## Exercise input

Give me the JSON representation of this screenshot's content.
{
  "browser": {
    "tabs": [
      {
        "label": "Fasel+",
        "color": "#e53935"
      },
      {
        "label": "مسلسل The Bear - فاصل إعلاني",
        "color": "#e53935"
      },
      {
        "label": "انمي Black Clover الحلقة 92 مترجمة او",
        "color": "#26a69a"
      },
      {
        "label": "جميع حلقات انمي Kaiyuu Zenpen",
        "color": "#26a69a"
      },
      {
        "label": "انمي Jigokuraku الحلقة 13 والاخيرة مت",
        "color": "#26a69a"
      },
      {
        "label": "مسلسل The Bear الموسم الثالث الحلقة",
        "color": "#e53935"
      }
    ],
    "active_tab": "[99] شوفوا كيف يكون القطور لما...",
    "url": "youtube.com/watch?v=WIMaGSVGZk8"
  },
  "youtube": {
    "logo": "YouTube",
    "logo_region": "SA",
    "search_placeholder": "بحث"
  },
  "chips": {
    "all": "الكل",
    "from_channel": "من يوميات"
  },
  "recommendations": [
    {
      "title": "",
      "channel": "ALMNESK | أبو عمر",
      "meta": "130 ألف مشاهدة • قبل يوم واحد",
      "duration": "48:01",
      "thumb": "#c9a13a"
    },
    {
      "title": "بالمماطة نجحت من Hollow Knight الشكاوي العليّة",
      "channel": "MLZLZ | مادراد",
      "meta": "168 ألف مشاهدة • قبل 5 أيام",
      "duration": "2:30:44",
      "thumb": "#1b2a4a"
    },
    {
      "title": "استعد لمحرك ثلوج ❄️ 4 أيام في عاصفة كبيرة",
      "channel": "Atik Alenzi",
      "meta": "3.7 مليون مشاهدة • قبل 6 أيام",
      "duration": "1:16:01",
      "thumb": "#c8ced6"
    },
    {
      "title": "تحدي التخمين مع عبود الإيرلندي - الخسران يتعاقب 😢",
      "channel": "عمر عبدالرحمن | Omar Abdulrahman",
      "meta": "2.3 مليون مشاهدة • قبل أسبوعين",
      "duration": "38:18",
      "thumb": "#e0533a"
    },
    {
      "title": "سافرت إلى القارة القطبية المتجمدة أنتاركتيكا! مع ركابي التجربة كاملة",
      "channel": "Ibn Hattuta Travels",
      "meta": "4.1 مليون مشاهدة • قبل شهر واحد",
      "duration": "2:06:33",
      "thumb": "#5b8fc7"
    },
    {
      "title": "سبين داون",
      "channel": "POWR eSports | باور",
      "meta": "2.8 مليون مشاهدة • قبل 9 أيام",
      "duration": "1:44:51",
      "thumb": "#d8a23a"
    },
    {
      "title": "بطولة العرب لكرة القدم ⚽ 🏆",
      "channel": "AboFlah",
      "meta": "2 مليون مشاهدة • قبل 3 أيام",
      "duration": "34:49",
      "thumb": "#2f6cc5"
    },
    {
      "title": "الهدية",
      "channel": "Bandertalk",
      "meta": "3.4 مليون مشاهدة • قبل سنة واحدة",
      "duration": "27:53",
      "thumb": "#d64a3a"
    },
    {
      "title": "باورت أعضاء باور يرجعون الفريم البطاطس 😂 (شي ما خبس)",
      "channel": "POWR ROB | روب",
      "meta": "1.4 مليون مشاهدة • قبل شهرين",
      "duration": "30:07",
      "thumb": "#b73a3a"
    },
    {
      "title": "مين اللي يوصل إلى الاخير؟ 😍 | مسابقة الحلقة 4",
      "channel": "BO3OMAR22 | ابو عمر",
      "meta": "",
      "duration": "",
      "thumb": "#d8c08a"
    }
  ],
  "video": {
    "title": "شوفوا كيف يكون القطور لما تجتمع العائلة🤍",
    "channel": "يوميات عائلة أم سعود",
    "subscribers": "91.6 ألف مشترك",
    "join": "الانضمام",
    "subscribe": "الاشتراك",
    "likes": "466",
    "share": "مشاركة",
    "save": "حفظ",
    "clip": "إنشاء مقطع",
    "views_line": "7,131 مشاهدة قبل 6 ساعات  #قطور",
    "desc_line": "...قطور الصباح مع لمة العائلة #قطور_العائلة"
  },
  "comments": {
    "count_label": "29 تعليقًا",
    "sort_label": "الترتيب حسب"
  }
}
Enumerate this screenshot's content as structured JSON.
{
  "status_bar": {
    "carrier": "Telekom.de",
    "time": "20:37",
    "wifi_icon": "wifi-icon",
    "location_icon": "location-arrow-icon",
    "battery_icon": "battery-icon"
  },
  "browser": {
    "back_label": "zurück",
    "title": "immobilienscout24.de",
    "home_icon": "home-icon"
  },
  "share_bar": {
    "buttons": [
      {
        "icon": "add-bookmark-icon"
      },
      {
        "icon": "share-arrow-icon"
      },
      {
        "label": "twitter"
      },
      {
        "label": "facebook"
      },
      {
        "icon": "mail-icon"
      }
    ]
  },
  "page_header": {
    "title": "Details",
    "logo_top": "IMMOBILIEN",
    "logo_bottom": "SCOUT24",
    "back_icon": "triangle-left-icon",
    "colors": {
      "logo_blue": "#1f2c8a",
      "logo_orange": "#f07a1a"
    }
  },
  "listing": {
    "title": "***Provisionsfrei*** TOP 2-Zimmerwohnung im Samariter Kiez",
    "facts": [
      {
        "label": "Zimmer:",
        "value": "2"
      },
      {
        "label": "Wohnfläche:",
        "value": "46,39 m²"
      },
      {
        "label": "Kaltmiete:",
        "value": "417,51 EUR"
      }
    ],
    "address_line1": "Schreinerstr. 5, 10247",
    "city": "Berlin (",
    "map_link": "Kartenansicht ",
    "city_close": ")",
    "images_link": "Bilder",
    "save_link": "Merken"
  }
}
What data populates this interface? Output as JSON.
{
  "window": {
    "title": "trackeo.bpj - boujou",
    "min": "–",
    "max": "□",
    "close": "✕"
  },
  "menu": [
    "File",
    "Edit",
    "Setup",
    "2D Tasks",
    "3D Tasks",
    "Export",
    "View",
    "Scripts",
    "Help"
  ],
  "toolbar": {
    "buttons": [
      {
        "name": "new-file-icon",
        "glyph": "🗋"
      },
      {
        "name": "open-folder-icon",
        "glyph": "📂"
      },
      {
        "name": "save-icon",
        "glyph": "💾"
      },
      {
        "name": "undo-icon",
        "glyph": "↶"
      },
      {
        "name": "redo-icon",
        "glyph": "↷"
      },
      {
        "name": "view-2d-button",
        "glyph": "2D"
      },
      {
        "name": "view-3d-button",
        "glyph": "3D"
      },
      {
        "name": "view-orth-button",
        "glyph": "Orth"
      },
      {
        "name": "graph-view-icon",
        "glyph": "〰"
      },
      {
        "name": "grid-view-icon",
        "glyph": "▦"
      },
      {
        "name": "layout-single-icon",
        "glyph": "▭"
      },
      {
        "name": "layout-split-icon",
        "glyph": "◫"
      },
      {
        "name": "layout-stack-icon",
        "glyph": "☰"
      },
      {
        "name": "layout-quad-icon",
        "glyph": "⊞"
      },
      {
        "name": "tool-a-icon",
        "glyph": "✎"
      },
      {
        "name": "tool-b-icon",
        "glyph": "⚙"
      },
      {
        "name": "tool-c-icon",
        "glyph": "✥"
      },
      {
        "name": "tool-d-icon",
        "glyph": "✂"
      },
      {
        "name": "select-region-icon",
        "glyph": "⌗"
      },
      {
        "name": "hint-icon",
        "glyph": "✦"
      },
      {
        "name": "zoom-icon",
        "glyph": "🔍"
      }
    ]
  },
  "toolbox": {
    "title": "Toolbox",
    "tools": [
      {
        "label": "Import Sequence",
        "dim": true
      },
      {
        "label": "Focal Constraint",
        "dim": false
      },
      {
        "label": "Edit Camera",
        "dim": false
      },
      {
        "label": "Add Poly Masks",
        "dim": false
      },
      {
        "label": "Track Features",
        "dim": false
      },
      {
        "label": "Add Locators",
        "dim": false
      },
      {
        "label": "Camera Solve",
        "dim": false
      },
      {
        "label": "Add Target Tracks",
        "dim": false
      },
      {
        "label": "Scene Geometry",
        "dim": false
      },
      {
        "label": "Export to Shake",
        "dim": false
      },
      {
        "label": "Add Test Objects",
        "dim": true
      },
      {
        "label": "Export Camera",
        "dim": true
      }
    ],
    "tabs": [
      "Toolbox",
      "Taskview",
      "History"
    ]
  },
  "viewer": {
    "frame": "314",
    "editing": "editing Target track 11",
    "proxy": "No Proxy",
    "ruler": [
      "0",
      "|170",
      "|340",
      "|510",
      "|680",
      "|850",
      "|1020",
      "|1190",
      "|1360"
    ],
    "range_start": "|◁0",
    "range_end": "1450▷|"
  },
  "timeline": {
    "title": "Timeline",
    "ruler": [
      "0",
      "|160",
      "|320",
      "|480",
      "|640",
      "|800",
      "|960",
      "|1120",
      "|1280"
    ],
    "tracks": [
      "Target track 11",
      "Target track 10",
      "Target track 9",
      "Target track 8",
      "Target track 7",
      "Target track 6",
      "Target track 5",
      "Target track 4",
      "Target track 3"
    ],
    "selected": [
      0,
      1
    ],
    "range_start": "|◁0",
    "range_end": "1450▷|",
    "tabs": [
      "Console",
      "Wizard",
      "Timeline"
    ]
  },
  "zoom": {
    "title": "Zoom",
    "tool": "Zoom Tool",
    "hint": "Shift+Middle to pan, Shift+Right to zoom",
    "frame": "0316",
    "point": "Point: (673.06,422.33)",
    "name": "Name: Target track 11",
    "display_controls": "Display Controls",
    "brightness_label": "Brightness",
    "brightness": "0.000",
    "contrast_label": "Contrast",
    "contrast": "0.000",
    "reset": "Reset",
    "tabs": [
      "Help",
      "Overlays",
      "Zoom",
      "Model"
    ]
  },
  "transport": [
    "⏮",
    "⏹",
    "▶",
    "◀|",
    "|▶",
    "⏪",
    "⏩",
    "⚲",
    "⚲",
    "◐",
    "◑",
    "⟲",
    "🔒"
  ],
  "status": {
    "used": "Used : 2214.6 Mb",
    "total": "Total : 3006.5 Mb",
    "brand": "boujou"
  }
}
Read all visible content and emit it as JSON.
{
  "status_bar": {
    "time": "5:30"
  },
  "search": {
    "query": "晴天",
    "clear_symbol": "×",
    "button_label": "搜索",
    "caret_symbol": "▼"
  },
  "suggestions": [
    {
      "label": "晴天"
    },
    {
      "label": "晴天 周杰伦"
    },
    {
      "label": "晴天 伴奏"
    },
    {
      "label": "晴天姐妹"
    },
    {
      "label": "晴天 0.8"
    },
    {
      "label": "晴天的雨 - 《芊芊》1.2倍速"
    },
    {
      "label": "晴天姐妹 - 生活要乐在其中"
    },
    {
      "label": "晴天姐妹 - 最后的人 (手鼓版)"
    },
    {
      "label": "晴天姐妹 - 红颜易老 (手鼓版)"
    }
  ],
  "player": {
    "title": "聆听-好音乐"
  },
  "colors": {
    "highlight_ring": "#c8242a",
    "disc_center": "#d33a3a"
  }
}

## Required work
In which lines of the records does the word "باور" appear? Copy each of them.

## Written response
      "channel": "POWR eSports | باور",
      "title": "باورت أعضاء باور يرجعون الفريم البطاطس 😂 (شي ما خبس)",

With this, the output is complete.